Torchwood is one of those series that probably would have never seen the light of day on American television. But the BBC has managed to create a thoughtful, challenging series that forces viewers to consider sometimes questionable or morally reprehensible acts in the context of science fiction. Since spinning off from the rebooted Doctor Who franchise, Torchwood has survived two seasons and has now come out with the Children of Earth mini-season.
To provide a bit of background, Torchwood deals primarily with extraterrestrial incidents in the U.K. An organization known as the Torchwood Institute investigates ET activity and tries to find alien technologies to use itself to further investigate incidents and protect the Earth.
This is not like the original Doctor Who series nor the rebooted version. Torchwood is more extreme in many ways than any other science fiction I have ever seen. It brings in gay relationships, nudity, violence, and some of the most brilliant, challenging stories ever brought to sci-fi television.

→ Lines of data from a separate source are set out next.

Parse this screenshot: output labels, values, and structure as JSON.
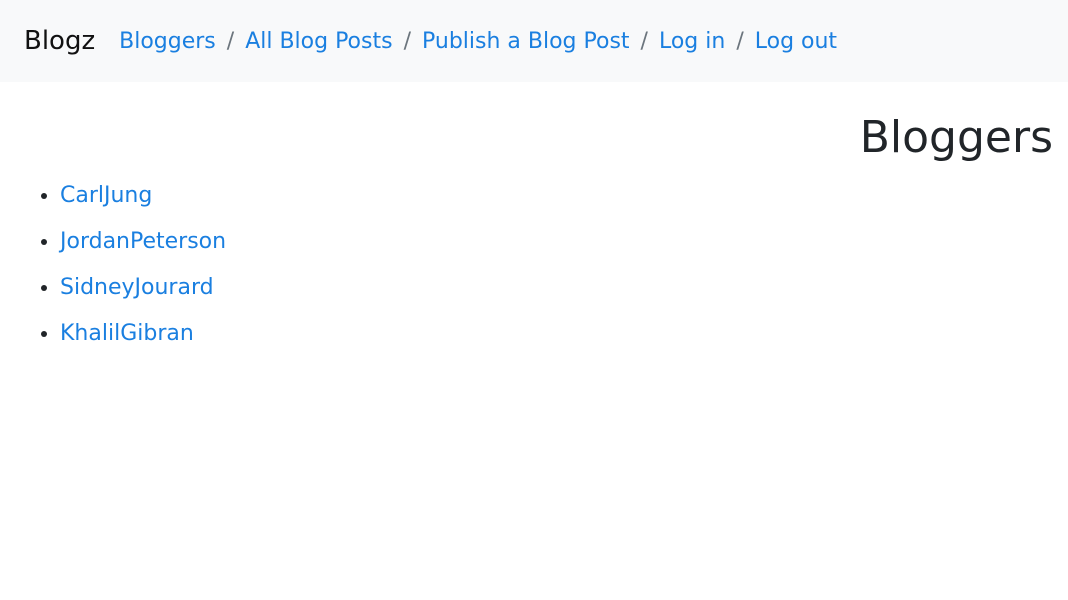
{
  "navbar": {
    "brand": "Blogz",
    "links": [
      {
        "label": "Bloggers"
      },
      {
        "label": "All Blog Posts"
      },
      {
        "label": "Publish a Blog Post"
      },
      {
        "label": "Log in"
      },
      {
        "label": "Log out"
      }
    ],
    "separator": "/"
  },
  "main": {
    "title": "Bloggers",
    "bloggers": [
      {
        "name": "CarlJung"
      },
      {
        "name": "JordanPeterson"
      },
      {
        "name": "SidneyJourard"
      },
      {
        "name": "KhalilGibran"
      }
    ]
  },
  "colors": {
    "link": "#1a7fe0",
    "navbar_bg": "#f8f9fa",
    "text": "#212529",
    "separator": "#6c757d"
  }
}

By the time of this mini-season, the cast has changed slightly through attrition. Characters die in Torchwood somewhat regularly, including at the end of season two. So when Children of Earth begins, we're left with Captain Jack Harkness (John Barrowman), Gwen Cooper (Eve Myles), and Ianto Jones (Gareth David-Lloyd) as our Torchwood team. I would highly recommend that you find the seasons one and two to catch up on what's happened so far prior to seeing this, but it's not essential viewing in order to understand and enjoy the mini-season.

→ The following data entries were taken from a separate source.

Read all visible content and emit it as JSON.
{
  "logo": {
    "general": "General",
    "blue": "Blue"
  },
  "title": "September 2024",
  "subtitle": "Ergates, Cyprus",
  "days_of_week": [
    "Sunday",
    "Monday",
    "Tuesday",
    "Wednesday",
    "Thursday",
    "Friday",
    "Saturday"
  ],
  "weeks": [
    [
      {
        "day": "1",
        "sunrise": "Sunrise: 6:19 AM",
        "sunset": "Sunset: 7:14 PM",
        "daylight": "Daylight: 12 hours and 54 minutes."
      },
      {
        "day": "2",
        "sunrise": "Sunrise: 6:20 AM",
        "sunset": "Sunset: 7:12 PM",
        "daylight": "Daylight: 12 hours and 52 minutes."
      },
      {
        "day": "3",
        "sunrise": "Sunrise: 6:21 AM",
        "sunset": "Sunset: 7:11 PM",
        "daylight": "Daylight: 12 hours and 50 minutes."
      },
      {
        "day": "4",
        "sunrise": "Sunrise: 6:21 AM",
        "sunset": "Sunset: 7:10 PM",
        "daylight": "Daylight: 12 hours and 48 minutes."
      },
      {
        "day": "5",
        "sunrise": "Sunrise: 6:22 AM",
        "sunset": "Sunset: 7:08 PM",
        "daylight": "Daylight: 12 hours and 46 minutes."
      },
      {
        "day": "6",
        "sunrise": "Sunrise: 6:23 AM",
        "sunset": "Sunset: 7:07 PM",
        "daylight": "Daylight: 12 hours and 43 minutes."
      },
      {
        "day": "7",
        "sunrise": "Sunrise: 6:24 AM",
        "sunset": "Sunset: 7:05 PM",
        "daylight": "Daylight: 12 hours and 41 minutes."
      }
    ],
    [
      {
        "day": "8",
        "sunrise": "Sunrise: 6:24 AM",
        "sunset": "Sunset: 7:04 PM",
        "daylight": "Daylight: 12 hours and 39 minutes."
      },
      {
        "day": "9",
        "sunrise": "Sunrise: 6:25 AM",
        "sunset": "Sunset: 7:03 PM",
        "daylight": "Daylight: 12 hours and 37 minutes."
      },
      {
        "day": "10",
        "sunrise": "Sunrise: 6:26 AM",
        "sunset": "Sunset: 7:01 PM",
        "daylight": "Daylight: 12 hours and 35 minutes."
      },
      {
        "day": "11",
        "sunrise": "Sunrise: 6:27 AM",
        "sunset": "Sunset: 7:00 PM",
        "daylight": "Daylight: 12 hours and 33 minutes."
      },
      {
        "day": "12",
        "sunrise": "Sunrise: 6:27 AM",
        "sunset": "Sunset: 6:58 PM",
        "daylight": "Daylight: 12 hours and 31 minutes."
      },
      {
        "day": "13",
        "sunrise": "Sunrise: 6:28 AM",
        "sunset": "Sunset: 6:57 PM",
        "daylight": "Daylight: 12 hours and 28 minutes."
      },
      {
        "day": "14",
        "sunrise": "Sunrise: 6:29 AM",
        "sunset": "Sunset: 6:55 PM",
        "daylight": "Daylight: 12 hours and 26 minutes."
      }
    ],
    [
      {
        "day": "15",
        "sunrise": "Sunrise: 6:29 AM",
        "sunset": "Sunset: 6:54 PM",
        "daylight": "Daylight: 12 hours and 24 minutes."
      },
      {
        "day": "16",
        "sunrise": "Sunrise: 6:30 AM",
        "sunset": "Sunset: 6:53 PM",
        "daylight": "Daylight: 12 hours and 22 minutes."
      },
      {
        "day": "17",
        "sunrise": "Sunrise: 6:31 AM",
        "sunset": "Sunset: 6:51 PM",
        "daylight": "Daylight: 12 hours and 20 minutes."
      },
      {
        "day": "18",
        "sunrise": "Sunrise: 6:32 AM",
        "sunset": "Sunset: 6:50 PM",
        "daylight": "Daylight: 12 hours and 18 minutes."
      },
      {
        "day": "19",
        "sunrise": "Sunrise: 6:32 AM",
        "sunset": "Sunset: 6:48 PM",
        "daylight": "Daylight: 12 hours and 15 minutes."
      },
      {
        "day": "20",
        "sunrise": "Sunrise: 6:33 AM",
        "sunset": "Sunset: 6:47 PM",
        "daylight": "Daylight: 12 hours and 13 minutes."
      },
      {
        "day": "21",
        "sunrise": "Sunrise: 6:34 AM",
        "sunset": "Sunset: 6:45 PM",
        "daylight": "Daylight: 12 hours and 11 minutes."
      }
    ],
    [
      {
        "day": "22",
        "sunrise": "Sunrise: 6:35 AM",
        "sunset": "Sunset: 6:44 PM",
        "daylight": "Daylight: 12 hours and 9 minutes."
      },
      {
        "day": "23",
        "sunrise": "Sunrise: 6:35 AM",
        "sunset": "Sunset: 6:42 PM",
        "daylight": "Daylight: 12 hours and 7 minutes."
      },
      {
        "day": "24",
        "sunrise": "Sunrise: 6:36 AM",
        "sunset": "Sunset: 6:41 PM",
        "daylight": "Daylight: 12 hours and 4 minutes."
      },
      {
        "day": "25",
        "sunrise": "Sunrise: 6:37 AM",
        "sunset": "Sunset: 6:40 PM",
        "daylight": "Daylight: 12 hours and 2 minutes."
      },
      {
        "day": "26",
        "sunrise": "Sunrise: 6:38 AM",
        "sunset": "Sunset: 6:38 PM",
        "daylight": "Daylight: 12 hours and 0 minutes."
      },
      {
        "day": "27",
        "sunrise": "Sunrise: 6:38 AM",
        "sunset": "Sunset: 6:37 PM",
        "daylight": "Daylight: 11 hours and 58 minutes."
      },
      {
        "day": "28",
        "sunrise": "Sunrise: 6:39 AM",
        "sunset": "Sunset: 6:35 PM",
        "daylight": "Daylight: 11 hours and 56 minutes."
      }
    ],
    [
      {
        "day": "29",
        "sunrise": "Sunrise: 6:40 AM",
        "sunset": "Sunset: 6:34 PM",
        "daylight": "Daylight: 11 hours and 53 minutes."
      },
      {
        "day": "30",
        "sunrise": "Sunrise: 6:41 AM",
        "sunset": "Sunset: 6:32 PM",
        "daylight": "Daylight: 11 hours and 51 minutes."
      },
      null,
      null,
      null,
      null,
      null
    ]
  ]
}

At the beginning of Children of Earth, children around the world suddenly stop where they are and begin screaming. A few moments later, they go back to normal like nothing had happened, with no memory of the event. This action repeats itself several times until all the children chant "We are coming."

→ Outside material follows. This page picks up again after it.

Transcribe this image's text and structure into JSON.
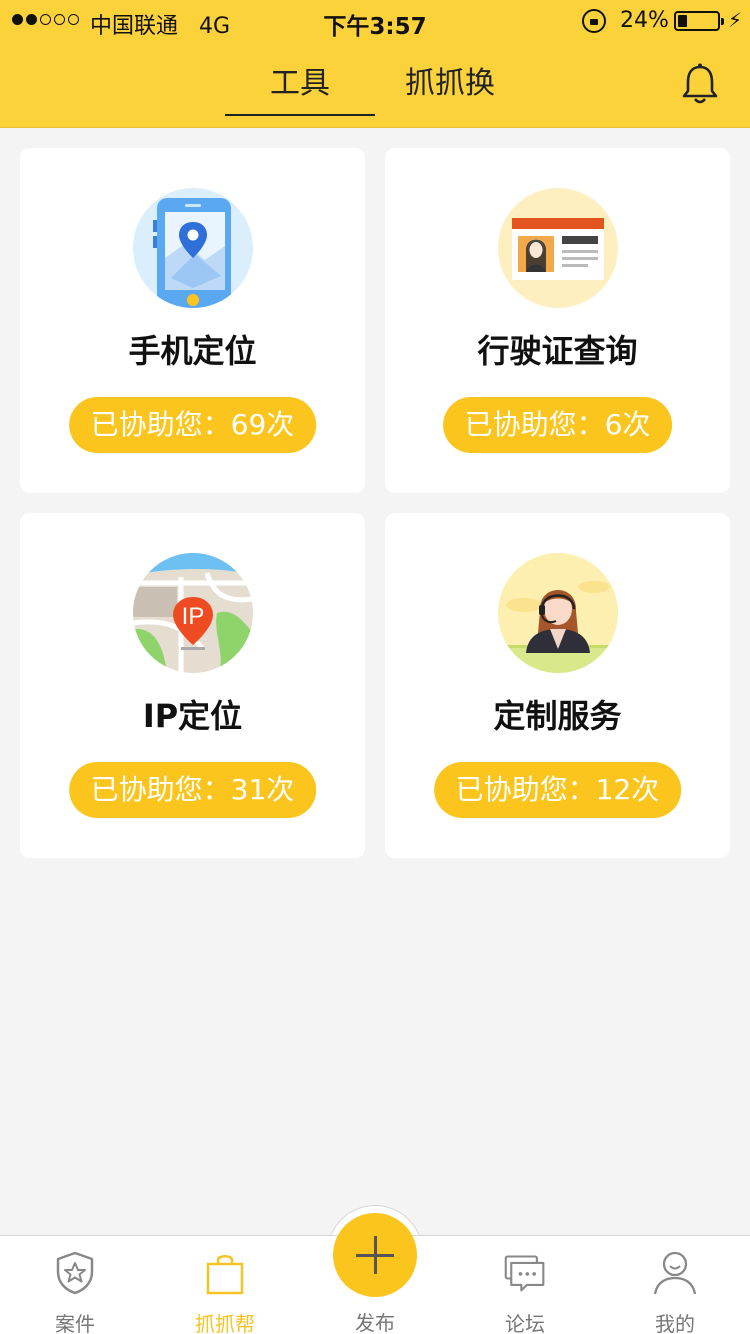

This is an alien invasion story, but not one like we've seen before. Without spoiling the surprise, I'll say that the sins of the past come back to haunt a number of people. What blew me away was how shocking, yet realistic, the behavior of the individuals in positions of power seem to be. These are men and women in the highest echelons of government and the military who are making impossibly difficult moral choices.